  1. Aykanian, A. (2018). Service and policy considerations when working with highly mobile homeless youth: Perspectives from the frontlinesChildren and Youth Services Review, 84, 9-16. Read more here.
  2. Bender, K., Begun, S., Dunn, K., Mackay, E., & Dechants, J. (2018). Homeless youths’ interests in social action via photovoice. Journal of Community Practice, 26(1), 107-120. Read more here.
  3. Crutchfield, R. (2018). Under a temporary roof and in the classroom: Service agencies for youth who are homeless while enrolled in community college. Child and Youth Services. Read more here.
  4. Henwood, B., Lahey, J., Harris, T., Rhoades, H., & Wenzel, S. (2018). Understanding risk environments in permanent supportive housing for formerly homeless adults. Qualitative Health Research. Read more here.
  5. Lee, W., & Plitt Donaldson, L. (2018). Street outreach workers’ understanding and experience of working with chronically homeless populations. Journal of Poverty. Read more here.
  6. Piat, M., Sabetti, J., & Padgett, D. (2018). Supported housing for adults with psychiatric disabilities: How tenants confront the problem of loneliness. Health and Social Care in the Community, 26(2), 191-198. Read more here.
  7. Narendorf, S. C., Bowen, E., Santa Maria, D., & Thibaudeau, E. (2018). Risk and resilience among young adults experiencing homelessness: A typology for service planning. Children and Youth Services Review, 86, 157-165. Read more here.

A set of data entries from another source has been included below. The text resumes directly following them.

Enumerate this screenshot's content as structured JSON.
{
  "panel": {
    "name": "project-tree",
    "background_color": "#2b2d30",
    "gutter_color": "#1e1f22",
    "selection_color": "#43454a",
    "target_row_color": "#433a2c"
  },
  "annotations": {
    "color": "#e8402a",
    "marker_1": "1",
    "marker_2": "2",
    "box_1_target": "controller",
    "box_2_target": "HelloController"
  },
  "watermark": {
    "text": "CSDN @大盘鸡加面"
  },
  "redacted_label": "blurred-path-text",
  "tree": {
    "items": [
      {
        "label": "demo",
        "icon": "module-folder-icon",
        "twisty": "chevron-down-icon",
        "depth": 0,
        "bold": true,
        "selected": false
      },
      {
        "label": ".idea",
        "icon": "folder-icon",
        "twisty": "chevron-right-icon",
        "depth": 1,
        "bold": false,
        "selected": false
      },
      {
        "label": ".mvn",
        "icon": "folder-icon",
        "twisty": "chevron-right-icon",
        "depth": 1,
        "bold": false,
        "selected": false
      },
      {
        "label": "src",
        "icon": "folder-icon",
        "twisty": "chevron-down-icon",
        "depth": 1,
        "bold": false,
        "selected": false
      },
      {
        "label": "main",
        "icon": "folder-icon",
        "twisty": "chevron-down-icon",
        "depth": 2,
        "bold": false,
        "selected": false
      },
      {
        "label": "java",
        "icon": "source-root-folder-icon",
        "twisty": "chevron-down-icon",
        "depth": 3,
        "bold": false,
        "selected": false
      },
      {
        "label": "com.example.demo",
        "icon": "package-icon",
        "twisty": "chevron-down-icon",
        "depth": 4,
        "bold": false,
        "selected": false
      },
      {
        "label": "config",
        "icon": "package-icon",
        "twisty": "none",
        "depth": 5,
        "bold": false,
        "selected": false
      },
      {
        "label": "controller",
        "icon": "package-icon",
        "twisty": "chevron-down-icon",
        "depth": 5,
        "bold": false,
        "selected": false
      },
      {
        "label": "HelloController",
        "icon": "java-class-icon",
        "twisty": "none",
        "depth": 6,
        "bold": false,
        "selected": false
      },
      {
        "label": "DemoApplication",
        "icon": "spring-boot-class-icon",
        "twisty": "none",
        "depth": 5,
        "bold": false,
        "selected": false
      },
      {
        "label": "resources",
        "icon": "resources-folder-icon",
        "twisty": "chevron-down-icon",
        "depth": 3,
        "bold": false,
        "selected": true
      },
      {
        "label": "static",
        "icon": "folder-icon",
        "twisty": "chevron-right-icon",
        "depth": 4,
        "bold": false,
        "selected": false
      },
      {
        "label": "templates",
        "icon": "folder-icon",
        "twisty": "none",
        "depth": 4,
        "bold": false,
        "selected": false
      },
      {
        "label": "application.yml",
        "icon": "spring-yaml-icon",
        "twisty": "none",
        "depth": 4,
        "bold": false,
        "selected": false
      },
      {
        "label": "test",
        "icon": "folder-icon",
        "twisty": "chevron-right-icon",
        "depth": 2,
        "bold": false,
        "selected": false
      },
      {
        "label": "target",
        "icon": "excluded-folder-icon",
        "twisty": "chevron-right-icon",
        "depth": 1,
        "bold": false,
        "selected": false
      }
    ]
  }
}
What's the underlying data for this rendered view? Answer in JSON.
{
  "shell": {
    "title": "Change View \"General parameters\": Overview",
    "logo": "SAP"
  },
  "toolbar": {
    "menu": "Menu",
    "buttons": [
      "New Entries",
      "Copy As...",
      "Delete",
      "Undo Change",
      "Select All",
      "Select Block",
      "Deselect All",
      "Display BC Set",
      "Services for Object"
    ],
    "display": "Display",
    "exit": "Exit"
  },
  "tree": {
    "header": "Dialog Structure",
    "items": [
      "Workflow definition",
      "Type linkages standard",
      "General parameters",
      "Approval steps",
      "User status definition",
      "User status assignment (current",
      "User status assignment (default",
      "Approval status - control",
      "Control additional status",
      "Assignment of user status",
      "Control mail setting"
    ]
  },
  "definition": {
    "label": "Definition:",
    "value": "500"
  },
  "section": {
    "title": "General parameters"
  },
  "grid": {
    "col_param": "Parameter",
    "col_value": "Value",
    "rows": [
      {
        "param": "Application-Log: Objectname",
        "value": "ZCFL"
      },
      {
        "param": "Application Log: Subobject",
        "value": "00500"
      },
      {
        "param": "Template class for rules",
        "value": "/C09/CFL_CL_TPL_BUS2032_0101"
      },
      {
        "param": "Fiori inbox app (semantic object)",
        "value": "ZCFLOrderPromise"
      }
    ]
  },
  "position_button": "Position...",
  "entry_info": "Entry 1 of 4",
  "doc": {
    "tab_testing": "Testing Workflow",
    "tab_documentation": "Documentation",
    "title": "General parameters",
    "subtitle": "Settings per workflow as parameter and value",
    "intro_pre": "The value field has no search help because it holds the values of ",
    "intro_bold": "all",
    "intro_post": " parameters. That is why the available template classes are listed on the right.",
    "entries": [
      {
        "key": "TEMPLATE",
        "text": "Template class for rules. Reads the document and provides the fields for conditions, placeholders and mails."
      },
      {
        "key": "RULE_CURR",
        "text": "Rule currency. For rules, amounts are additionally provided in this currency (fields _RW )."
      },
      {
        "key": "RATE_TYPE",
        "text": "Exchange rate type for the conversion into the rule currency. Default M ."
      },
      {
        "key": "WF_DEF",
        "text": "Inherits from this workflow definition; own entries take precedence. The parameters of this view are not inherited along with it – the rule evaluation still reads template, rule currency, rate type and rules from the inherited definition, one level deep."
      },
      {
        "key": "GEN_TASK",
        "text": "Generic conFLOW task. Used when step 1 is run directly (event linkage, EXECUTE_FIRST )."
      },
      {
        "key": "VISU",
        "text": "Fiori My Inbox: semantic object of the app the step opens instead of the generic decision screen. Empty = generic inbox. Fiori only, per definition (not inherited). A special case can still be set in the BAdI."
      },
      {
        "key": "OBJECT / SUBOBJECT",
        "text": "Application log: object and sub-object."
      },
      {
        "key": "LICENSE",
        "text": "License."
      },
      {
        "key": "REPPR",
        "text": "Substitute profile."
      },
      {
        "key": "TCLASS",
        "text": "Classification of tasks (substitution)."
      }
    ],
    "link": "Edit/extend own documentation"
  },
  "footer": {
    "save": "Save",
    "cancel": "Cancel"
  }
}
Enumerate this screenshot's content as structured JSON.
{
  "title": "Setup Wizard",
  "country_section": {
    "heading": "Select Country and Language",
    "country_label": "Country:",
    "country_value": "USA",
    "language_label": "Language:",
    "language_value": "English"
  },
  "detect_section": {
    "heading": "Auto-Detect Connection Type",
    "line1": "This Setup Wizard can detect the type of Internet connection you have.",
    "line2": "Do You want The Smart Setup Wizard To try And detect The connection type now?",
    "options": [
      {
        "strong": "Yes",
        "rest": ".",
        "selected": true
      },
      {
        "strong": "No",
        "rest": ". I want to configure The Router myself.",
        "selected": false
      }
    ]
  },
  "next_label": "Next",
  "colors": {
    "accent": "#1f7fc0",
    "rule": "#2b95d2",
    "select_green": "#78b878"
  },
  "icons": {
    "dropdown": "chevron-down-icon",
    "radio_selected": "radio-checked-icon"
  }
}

  8. Rhoades, H., La Motte-Kerr, W., Duan, L., Woo, D., Rice, E., Henwood, B., Harris, T., & Wenzel, S. (2018). Social networks and substance use after transitioning into permanent supportive housingDrug and Alcohol Dependence, 191(1), 63-69. Read more here.
  9. Tiderington, E. (2018). “The apartment is for you, it’s not for anyone else”: Managing social recovery and risk on the frontlines of single-adult supportive housingAdministration and Policy in Mental Health and Mental Health Services Research, 45(1), 152-162. Read more here.
  10. Wagamann, M. A., Shelton, J., & Carter, R. (2018). Queering the social work classroom: Strategies for increasing the inclusion of LGBTQ persons and experiences. Journal of Teaching Social Work, 38(2), 166-182. Read more here.

While peer-reviewed articles are typically not publicly available, you can obtain full-text copies of any article by contacting the author(s).